Representative to the US King Pu-tsung (金溥聰), a close aide of President Ma Ying-jeou (馬英九) and his most ardent defender, offered a rare apology on Thursday. A staff member wrote comments on a Sept. 12 report in the Washington Post about the political strife between Ma and Legislative Speaker Wang Jin-pyng (王金平) over the Chinese Nationalist Party’s (KMT) decision to revoke Wang’s party membership after allegations against Wang of improper lobbying.
The report, titled “Taiwan’s president, ruling party hit by scandal, rifts, anger over wiretapping,” discussed the political scandal and its consequences. Frank Wang (王億) director of the press division of the Taipei Economic and Cultural Representative Office in the US said in comments on the Post’s Web site that he was “very glad the KMT came to resolutely discipline its heavyweight party member. Taiwan’s judiciary will be cleaner, and the legislative process will be smoother.”
He also referred to Wang Jin-pyng as “former legislative speaker” even though he has retained his role as speaker and his party membership after a Taipei District Court injunction.
King apologized in a statement for letting his subordinate issue personal opinions on the incident and failing to maintain the office’s neutrality. He promised to instruct officials not to post personal comments that do not represent the office’s official position.
Democratic Progressive Party Legislator Hsiao Bi-khim (蕭美琴), who obtained a copy of the letter to the editor penned by Frank Wang, accused King of lying when he said that he did not notice that the online messages were different from the letter, which indicated that the controversial comment had been added by King or another official.
It is unimportant who is responsible for the controversial comments, but judging from the office’s response, it is necessary for King, as the representative to the US, to offer a formal apology over his negligence.

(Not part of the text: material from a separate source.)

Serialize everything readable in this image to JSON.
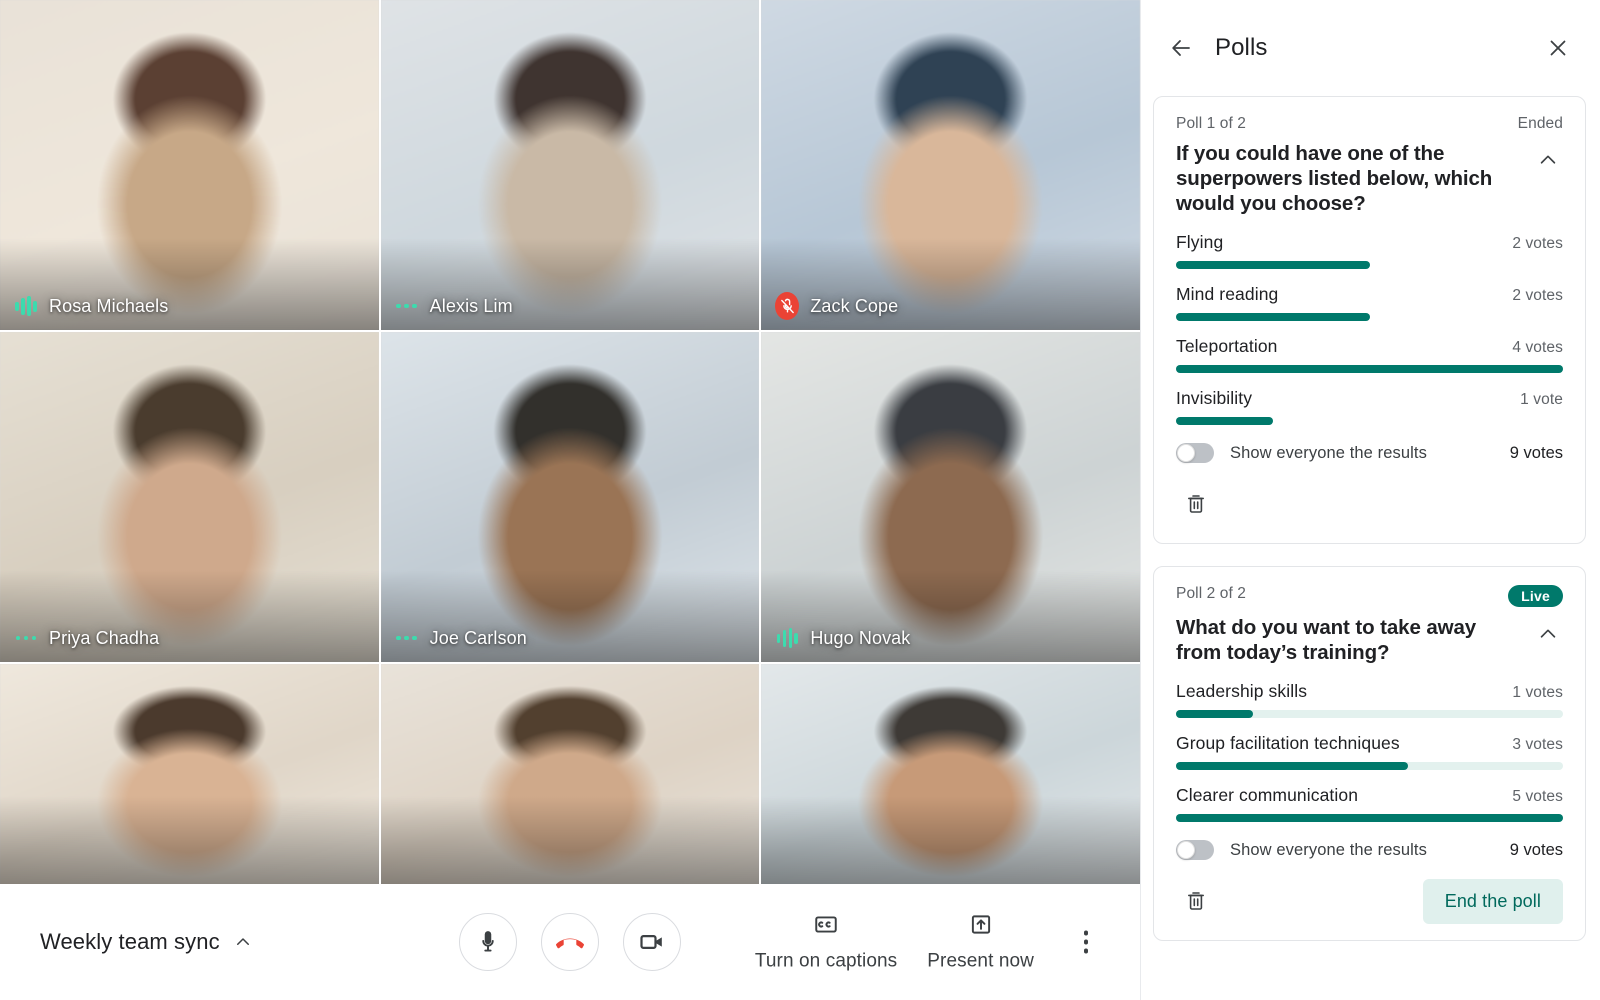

However, as Ma’s confidant, known for his sharp attacks on Ma’s political rivals and critics, King is in no position to apologize for his subordinate’s defense of the president. He has violated the principle of neutrality and abused his authority too many times in defending Ma.
When King served as the information and news director during Ma’s Taipei mayoral term, many press officials and media executives were pressed not to carry negative coverage of the mayor. Interference in the media worsened over the years as Ma rose to become president and KMT chairman.
The latest example is political pundit Nan Fang Shuo’s (南方朔) accusations that the Ma administration persuaded the Chinese-language newspaper the China Times to reject his column on Sept. 17. He said this was done because it was critical of the president’s move against the speaker and described King, Premier Jiang Yi-huah (江宜樺), then-deputy secretary-general Lo Chih-chiang (羅智強) and Prosecutor-General Huang Shih-ming (黃世銘) as the “gang of four” involved in a “premeditated plan” against Wang Jin-pyng.
King fired back at the accusations and said he has filed a lawsuit against the pundit to defend his reputation and to stem abuse of freedom of speech.
It is outrageous, yet predictable, that King is still waging war on media coverage against Ma even though he is now the nation’s representative to the US. His priorities should be strengthening Taiwan-US relations, rather than paying attention to how local media have interpreted the wiretapping and lobbying incident.